In short, Chris details the story of Steve Towes, a collector who learned that two of the Brett Favre gamers he owned were forgeries. And not even very good ones. He didn't vet the jerseys very thoroughly, because they came from what he considered an impeccable source - Rick Radke, owner of Radke Sports and BrettFavreAutographs.com, the official supplier of Favre-signed memorabilia.
Not only was the source itself seemingly beyond question, but the jerseys he bought came with plenty of documentation proudly proclaiming their authenticity:
Towes assumed the authenticity of the jerseys was as solid as possible. Both pieces had Favre’s personal authenticity holograms affixed to the tackle twill numerals, Favre’s signature neatly scribed on each jersey’s back No. 4, and inscriptions written in black felt-tip marker assuring the potential buyer that they were “Game Used” — a hobby term that is music to serious collectors’ ears.

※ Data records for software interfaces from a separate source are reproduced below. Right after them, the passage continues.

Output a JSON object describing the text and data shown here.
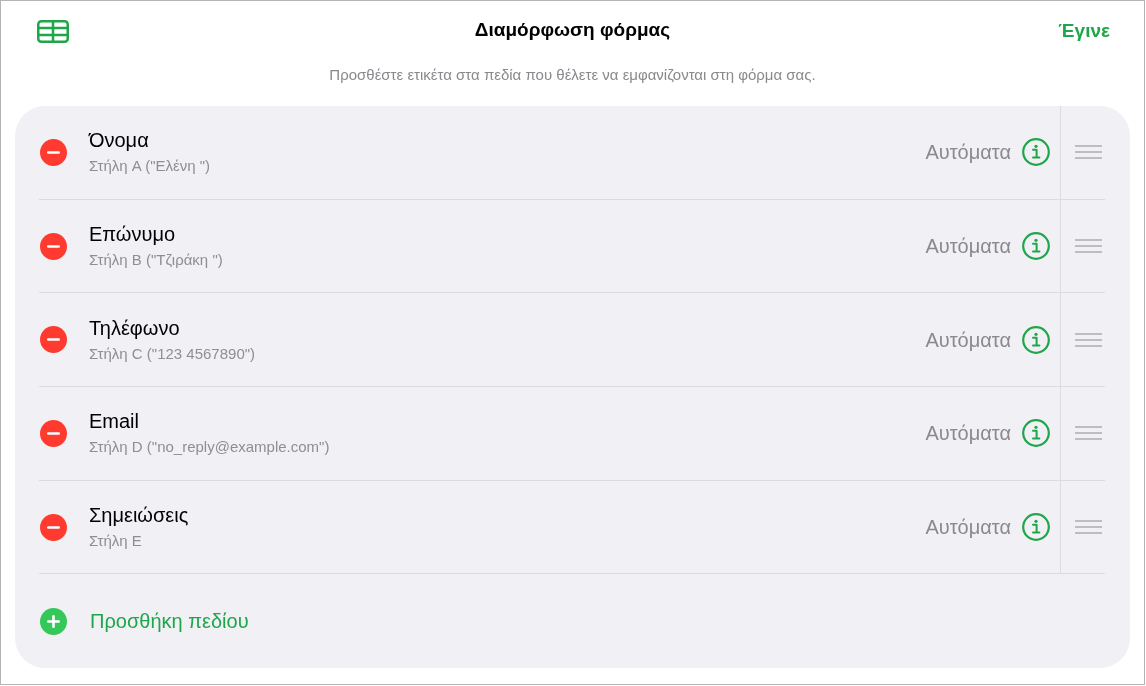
{
  "header": {
    "title": "Διαμόρφωση φόρμας",
    "done_button": "Έγινε",
    "subtitle": "Προσθέστε ετικέτα στα πεδία που θέλετε να εμφανίζονται στη φόρμα σας."
  },
  "fields": [
    {
      "name": "Όνομα",
      "column": "Στήλη A (\"Ελένη \")",
      "format": "Αυτόματα"
    },
    {
      "name": "Επώνυμο",
      "column": "Στήλη B (\"Τζιράκη \")",
      "format": "Αυτόματα"
    },
    {
      "name": "Τηλέφωνο",
      "column": "Στήλη C (\"123 4567890\")",
      "format": "Αυτόματα"
    },
    {
      "name": "Email",
      "column": "Στήλη D (\"no_reply@example.com\")",
      "format": "Αυτόματα"
    },
    {
      "name": "Σημειώσεις",
      "column": "Στήλη E",
      "format": "Αυτόματα"
    }
  ],
  "add_field": "Προσθήκη πεδίου"
}
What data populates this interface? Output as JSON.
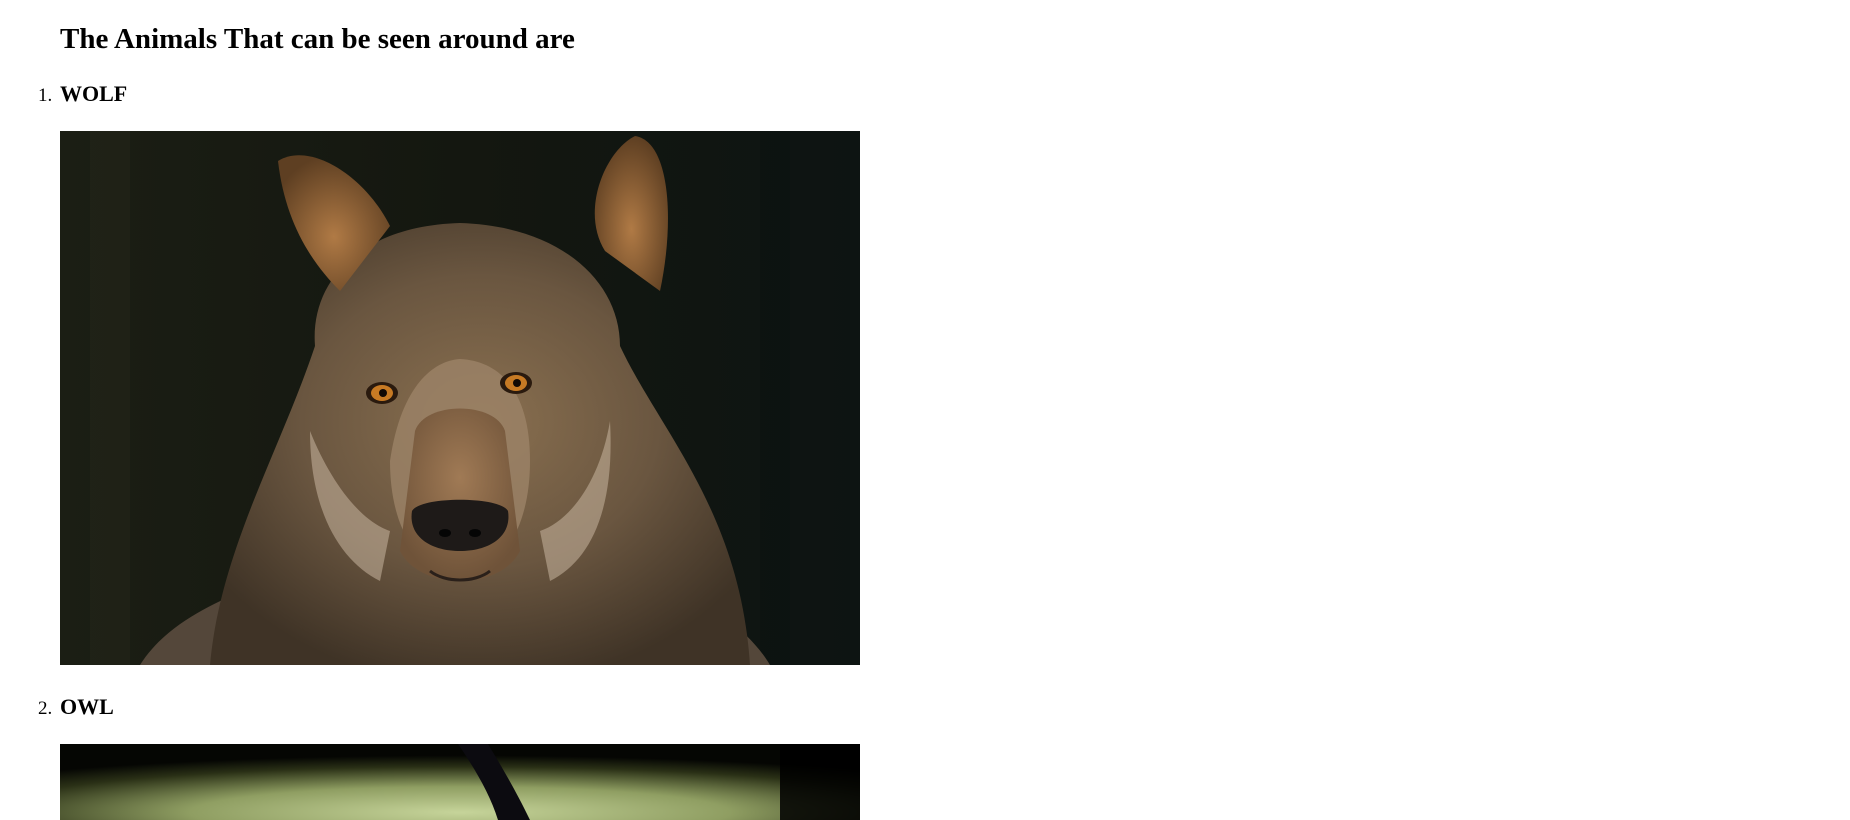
{
  "page": {
    "title": "The Animals That can be seen around are"
  },
  "animals": [
    {
      "number": "1.",
      "name": "WOLF",
      "image": "wolf-portrait-photo"
    },
    {
      "number": "2.",
      "name": "OWL",
      "image": "owl-photo"
    }
  ]
}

In addition, each jersey was accompanied by a “Letter from the Desk of Brett Favre,” which was also signed by the three-time NFL Most Valuable Player, stating that both were used during game play by the Green Bay quarterback. And, each came with a picture of Favre with the jersey.
After payments to Radtke that totalled $13,000, Towes became the owner of both showpieces, which he displayed in his Wausau, Wis., home.
Towes eventually became suspicious, had his jerseys looked at by an authority, who declared them forgeries, intended to deceive.To his credit, when alerted Radke took back the fakes and refunded Towes' money. Perhaps Radke was himself another victim of the scam.
Now, I'm usually pretty wary about Certificates of Authenticity and all that, given that they rest solely on the credibility of whoever signed them. And most auction houses appear to be more interested in collecting the Buyer's Premium than protecting their reputations. But if I bought from Favre's official supplier directly, I suspect that I'd be comfortable enough to let my guard down.
You have to read this story for yourself.
Click here to read the article (PDF)
It's actually a follow-up to an earlier article Nerat wrote for SCD, which is available on their website.
This is really scary stuff - if I ever did have the money to buy a Favre gamer, I would have bought it through BrettFavreAutographs.com without question.
Along a similar line, I once had a brush with forged Favre jerseys myself.
Remember - Caveat emptor, now and forever. Trust, but Verify. Whatever cliché you want to use, it's good advice.
I hope Nerat, who no longer writes for SCD, is able to do another follow-up. I'd love to learn more about who was behind the scam.